The San Antonio Approach to Diverting the Mentally Ill Away from Incarceration
Date:  12-27-2016

Texas City is hailed as model for fixing broken mental health system
From The Boston Globe

The seventh and final installment of "The Desperate and the Dead" focuses on solutions for the mental health crisis in Massachusetts. Fifteen years ago, the city of San Antonio and surrounding Bexar County, Texas, committed to fixing their mental health care system. The result? A creative, constantly evolving treatment and jail diversion program that's widely considered a national model. Their collaborative, integrated approach has reduced the jail population, cut downtown homelessness, trained thousands of law enforcement officers in crisis response, and saved taxpayers tens of millions of dollars. Massachusetts could learn a lot from San Antonio.

SAN ANTONIO — It’s 11 p.m. on a Thursday, and this sprawling, twinkling city of 1.5 million people feels bigger than ever. The 911 call transcript has just come across a laptop mounted on the dash of the police SUV: suicide-in-progress, northwest side.

A woman in her late 20s tried to hang herself in her bedroom. Her boyfriend walked in just in time, pulled her down, and hog-tied her while he called for help.

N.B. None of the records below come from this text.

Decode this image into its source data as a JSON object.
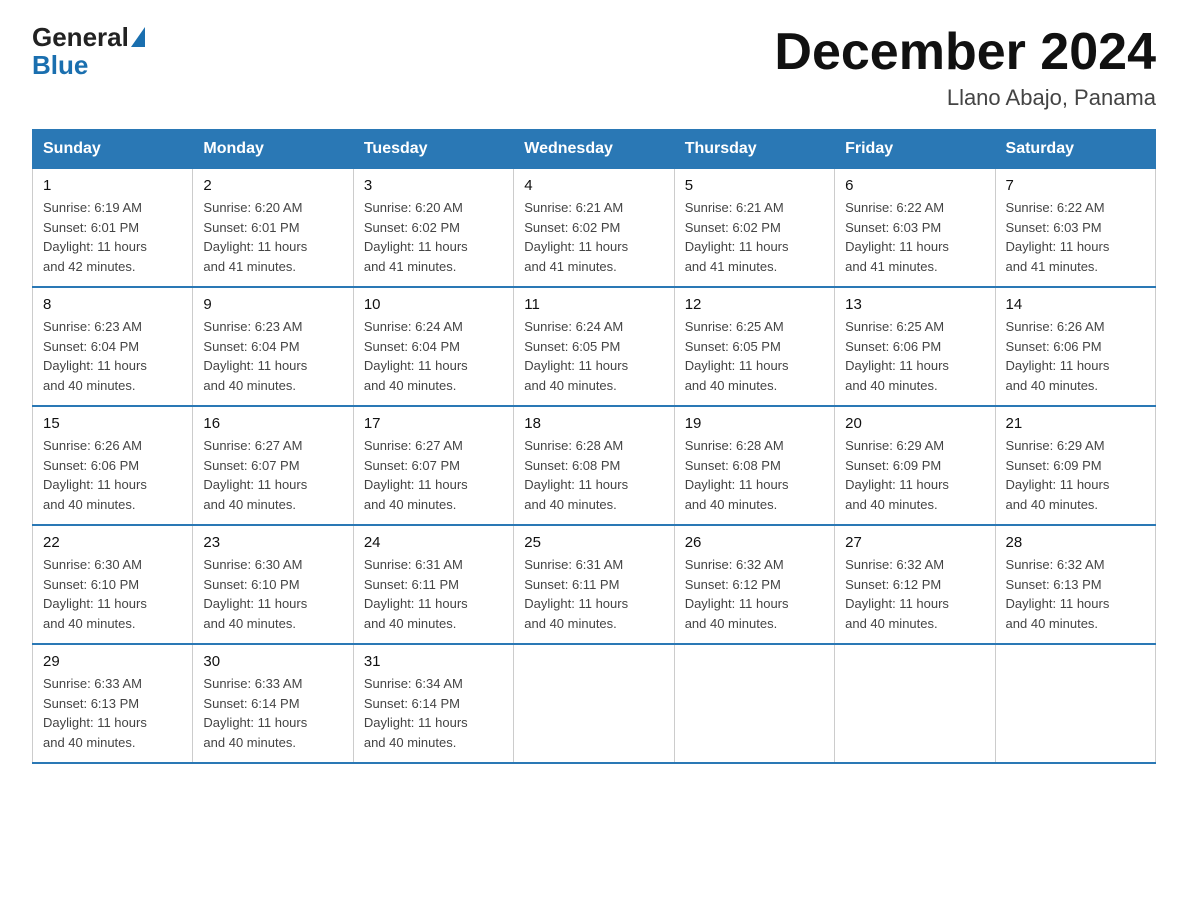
{
  "header": {
    "logo_general": "General",
    "logo_blue": "Blue",
    "month_title": "December 2024",
    "location": "Llano Abajo, Panama"
  },
  "weekdays": [
    "Sunday",
    "Monday",
    "Tuesday",
    "Wednesday",
    "Thursday",
    "Friday",
    "Saturday"
  ],
  "weeks": [
    [
      {
        "day": "1",
        "sunrise": "6:19 AM",
        "sunset": "6:01 PM",
        "daylight": "11 hours and 42 minutes."
      },
      {
        "day": "2",
        "sunrise": "6:20 AM",
        "sunset": "6:01 PM",
        "daylight": "11 hours and 41 minutes."
      },
      {
        "day": "3",
        "sunrise": "6:20 AM",
        "sunset": "6:02 PM",
        "daylight": "11 hours and 41 minutes."
      },
      {
        "day": "4",
        "sunrise": "6:21 AM",
        "sunset": "6:02 PM",
        "daylight": "11 hours and 41 minutes."
      },
      {
        "day": "5",
        "sunrise": "6:21 AM",
        "sunset": "6:02 PM",
        "daylight": "11 hours and 41 minutes."
      },
      {
        "day": "6",
        "sunrise": "6:22 AM",
        "sunset": "6:03 PM",
        "daylight": "11 hours and 41 minutes."
      },
      {
        "day": "7",
        "sunrise": "6:22 AM",
        "sunset": "6:03 PM",
        "daylight": "11 hours and 41 minutes."
      }
    ],
    [
      {
        "day": "8",
        "sunrise": "6:23 AM",
        "sunset": "6:04 PM",
        "daylight": "11 hours and 40 minutes."
      },
      {
        "day": "9",
        "sunrise": "6:23 AM",
        "sunset": "6:04 PM",
        "daylight": "11 hours and 40 minutes."
      },
      {
        "day": "10",
        "sunrise": "6:24 AM",
        "sunset": "6:04 PM",
        "daylight": "11 hours and 40 minutes."
      },
      {
        "day": "11",
        "sunrise": "6:24 AM",
        "sunset": "6:05 PM",
        "daylight": "11 hours and 40 minutes."
      },
      {
        "day": "12",
        "sunrise": "6:25 AM",
        "sunset": "6:05 PM",
        "daylight": "11 hours and 40 minutes."
      },
      {
        "day": "13",
        "sunrise": "6:25 AM",
        "sunset": "6:06 PM",
        "daylight": "11 hours and 40 minutes."
      },
      {
        "day": "14",
        "sunrise": "6:26 AM",
        "sunset": "6:06 PM",
        "daylight": "11 hours and 40 minutes."
      }
    ],
    [
      {
        "day": "15",
        "sunrise": "6:26 AM",
        "sunset": "6:06 PM",
        "daylight": "11 hours and 40 minutes."
      },
      {
        "day": "16",
        "sunrise": "6:27 AM",
        "sunset": "6:07 PM",
        "daylight": "11 hours and 40 minutes."
      },
      {
        "day": "17",
        "sunrise": "6:27 AM",
        "sunset": "6:07 PM",
        "daylight": "11 hours and 40 minutes."
      },
      {
        "day": "18",
        "sunrise": "6:28 AM",
        "sunset": "6:08 PM",
        "daylight": "11 hours and 40 minutes."
      },
      {
        "day": "19",
        "sunrise": "6:28 AM",
        "sunset": "6:08 PM",
        "daylight": "11 hours and 40 minutes."
      },
      {
        "day": "20",
        "sunrise": "6:29 AM",
        "sunset": "6:09 PM",
        "daylight": "11 hours and 40 minutes."
      },
      {
        "day": "21",
        "sunrise": "6:29 AM",
        "sunset": "6:09 PM",
        "daylight": "11 hours and 40 minutes."
      }
    ],
    [
      {
        "day": "22",
        "sunrise": "6:30 AM",
        "sunset": "6:10 PM",
        "daylight": "11 hours and 40 minutes."
      },
      {
        "day": "23",
        "sunrise": "6:30 AM",
        "sunset": "6:10 PM",
        "daylight": "11 hours and 40 minutes."
      },
      {
        "day": "24",
        "sunrise": "6:31 AM",
        "sunset": "6:11 PM",
        "daylight": "11 hours and 40 minutes."
      },
      {
        "day": "25",
        "sunrise": "6:31 AM",
        "sunset": "6:11 PM",
        "daylight": "11 hours and 40 minutes."
      },
      {
        "day": "26",
        "sunrise": "6:32 AM",
        "sunset": "6:12 PM",
        "daylight": "11 hours and 40 minutes."
      },
      {
        "day": "27",
        "sunrise": "6:32 AM",
        "sunset": "6:12 PM",
        "daylight": "11 hours and 40 minutes."
      },
      {
        "day": "28",
        "sunrise": "6:32 AM",
        "sunset": "6:13 PM",
        "daylight": "11 hours and 40 minutes."
      }
    ],
    [
      {
        "day": "29",
        "sunrise": "6:33 AM",
        "sunset": "6:13 PM",
        "daylight": "11 hours and 40 minutes."
      },
      {
        "day": "30",
        "sunrise": "6:33 AM",
        "sunset": "6:14 PM",
        "daylight": "11 hours and 40 minutes."
      },
      {
        "day": "31",
        "sunrise": "6:34 AM",
        "sunset": "6:14 PM",
        "daylight": "11 hours and 40 minutes."
      },
      null,
      null,
      null,
      null
    ]
  ],
  "labels": {
    "sunrise": "Sunrise:",
    "sunset": "Sunset:",
    "daylight": "Daylight:"
  }
}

James Williams and Jon Sabo, partners in the San Antonio Police Department’s mental health unit, are way across town, having diffused an earlier crisis. They carve through side streets, speed bumps thumping underneath. “It always feels like it’s forever to get there on a call like this,” Williams says from the driver’s seat. Continue reading >>>

Read the full series The Desperate and the Dead here.